The Philippine Archipelago, being surrounded by bodies of water of different depths, has been the object of visits by several foreign research vessels since 1846. All the studies made of Philippine waters were mostly aimed to investigate the extent of the Philippine Deep.
The U. S. Fish and Wildlife Service through the Philippine Fishery Program, with the use of the S. F. Baird, focused its investigations on coastal and inshore areas from 1947 to 1950, forming the basis of future oceanographic research in the islands. Upon the termination of the Program and with the turn-over of the David Starr Jordan to the Philippine Bureau of Fisheries, a well-planned investigation of bays and gulfs was carried out in Manila Bay and Lingayen Gulf.
In November, 1956, the Section of Hydrology and Fisheries Biology started the marine fishery biological research programme with the help of the FAO technical assistance officer on marine, biology. The programme was divided into two phases—fishery biology and oceanography. Again the oceanographic activities were confined to Manila Bay and approaches which, however, were later on extended to San Miguel Bay in Southern Luzon.
Oceanographic investigations include studies on hydrology, plankton, benthos and primary productivity. From the different hydrographic stations that were occupied, temperature, salinity, oxygen, pH, phosphate and transparency data were collected.

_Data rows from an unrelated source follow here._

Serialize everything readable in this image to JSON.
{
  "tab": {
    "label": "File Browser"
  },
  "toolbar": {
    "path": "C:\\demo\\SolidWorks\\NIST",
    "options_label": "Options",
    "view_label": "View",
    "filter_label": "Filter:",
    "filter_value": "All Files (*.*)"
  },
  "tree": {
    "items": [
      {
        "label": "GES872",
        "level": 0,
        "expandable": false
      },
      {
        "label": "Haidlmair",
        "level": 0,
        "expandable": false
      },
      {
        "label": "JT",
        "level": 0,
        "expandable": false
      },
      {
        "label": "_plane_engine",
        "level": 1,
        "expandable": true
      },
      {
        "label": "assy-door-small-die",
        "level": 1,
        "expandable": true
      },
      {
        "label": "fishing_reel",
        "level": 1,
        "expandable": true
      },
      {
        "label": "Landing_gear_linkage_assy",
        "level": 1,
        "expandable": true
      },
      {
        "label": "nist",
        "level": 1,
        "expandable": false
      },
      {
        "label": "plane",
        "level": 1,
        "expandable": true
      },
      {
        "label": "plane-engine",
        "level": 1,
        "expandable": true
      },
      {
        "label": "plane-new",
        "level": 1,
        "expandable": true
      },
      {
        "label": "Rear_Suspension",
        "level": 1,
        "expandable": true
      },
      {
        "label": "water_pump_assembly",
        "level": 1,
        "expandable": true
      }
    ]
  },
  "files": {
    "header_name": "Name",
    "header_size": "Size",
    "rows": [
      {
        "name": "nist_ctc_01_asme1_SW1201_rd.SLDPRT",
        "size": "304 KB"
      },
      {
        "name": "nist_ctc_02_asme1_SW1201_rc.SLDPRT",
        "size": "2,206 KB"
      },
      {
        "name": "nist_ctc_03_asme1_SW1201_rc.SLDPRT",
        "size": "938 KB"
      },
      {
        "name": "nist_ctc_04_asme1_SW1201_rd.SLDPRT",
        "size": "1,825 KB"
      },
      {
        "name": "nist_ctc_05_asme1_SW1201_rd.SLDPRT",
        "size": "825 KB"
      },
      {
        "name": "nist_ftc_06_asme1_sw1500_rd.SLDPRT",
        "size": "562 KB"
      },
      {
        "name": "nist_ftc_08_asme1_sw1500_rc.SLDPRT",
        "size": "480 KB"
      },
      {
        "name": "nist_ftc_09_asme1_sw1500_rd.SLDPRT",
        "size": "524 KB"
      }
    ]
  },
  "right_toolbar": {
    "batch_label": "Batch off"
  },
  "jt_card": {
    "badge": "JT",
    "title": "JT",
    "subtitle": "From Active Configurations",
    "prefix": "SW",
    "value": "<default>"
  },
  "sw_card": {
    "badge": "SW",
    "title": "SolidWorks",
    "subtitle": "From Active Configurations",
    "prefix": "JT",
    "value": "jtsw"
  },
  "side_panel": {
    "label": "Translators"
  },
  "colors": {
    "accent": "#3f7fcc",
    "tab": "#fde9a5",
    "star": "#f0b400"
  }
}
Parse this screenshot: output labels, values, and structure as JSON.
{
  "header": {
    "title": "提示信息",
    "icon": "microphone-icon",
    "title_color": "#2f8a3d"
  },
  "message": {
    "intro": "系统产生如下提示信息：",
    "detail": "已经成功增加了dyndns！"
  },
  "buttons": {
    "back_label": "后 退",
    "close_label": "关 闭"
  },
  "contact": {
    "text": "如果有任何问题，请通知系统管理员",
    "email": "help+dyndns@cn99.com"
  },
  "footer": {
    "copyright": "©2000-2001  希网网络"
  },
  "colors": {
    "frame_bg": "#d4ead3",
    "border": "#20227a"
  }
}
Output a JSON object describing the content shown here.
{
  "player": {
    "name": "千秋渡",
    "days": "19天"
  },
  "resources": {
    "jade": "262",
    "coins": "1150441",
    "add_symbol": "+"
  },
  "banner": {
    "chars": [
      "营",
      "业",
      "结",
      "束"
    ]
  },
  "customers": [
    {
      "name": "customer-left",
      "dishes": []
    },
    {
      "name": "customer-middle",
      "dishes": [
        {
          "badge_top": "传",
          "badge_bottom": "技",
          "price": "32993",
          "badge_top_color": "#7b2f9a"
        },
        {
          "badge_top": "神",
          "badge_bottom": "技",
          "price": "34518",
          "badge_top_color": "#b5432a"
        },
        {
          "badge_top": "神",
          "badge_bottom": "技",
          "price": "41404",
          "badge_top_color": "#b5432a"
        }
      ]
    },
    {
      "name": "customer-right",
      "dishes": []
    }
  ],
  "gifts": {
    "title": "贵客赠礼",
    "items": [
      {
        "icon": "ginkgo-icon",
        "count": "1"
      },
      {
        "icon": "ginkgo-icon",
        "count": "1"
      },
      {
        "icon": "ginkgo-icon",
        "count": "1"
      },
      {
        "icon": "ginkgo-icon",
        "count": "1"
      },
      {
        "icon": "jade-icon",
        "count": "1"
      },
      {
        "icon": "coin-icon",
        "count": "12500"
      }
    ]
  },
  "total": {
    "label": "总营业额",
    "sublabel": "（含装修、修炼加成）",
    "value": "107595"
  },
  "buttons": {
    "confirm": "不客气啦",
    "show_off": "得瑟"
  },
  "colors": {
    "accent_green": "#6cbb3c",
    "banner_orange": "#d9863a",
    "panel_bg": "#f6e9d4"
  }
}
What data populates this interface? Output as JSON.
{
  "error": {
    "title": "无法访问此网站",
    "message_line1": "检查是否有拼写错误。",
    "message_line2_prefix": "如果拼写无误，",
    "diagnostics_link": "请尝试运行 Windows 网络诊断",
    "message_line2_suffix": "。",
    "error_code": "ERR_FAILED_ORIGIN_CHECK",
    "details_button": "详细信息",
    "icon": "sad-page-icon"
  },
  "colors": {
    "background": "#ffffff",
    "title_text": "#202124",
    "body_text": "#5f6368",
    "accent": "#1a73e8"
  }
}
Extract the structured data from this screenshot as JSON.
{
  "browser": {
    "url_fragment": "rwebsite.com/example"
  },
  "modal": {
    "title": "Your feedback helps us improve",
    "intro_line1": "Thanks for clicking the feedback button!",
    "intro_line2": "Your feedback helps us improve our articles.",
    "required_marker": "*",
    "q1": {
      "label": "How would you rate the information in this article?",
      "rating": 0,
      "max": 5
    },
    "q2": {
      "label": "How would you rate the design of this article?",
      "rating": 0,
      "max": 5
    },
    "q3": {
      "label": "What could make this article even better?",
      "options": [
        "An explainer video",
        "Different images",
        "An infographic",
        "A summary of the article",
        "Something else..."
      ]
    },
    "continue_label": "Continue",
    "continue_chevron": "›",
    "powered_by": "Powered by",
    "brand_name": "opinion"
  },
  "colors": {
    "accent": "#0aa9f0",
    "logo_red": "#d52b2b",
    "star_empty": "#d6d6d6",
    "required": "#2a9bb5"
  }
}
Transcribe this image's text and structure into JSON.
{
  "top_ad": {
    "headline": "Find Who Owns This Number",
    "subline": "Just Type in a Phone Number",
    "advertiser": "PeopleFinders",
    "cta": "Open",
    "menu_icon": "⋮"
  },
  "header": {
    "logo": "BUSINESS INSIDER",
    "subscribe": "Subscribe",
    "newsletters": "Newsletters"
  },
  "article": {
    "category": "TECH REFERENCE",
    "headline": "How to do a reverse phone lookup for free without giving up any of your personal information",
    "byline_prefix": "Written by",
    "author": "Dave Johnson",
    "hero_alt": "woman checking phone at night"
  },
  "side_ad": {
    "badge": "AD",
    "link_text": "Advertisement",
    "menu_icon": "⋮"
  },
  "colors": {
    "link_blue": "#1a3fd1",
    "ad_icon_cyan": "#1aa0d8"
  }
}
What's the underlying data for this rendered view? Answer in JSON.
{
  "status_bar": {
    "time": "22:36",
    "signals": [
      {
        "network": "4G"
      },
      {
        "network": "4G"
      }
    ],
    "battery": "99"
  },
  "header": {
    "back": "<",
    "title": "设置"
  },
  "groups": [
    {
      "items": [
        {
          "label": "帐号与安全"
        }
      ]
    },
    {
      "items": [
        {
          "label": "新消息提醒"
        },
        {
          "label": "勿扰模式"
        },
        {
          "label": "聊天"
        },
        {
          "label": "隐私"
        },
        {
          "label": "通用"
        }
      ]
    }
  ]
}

The study on the distribution of plankton was made to show its relation to fish stock abundance in the bay.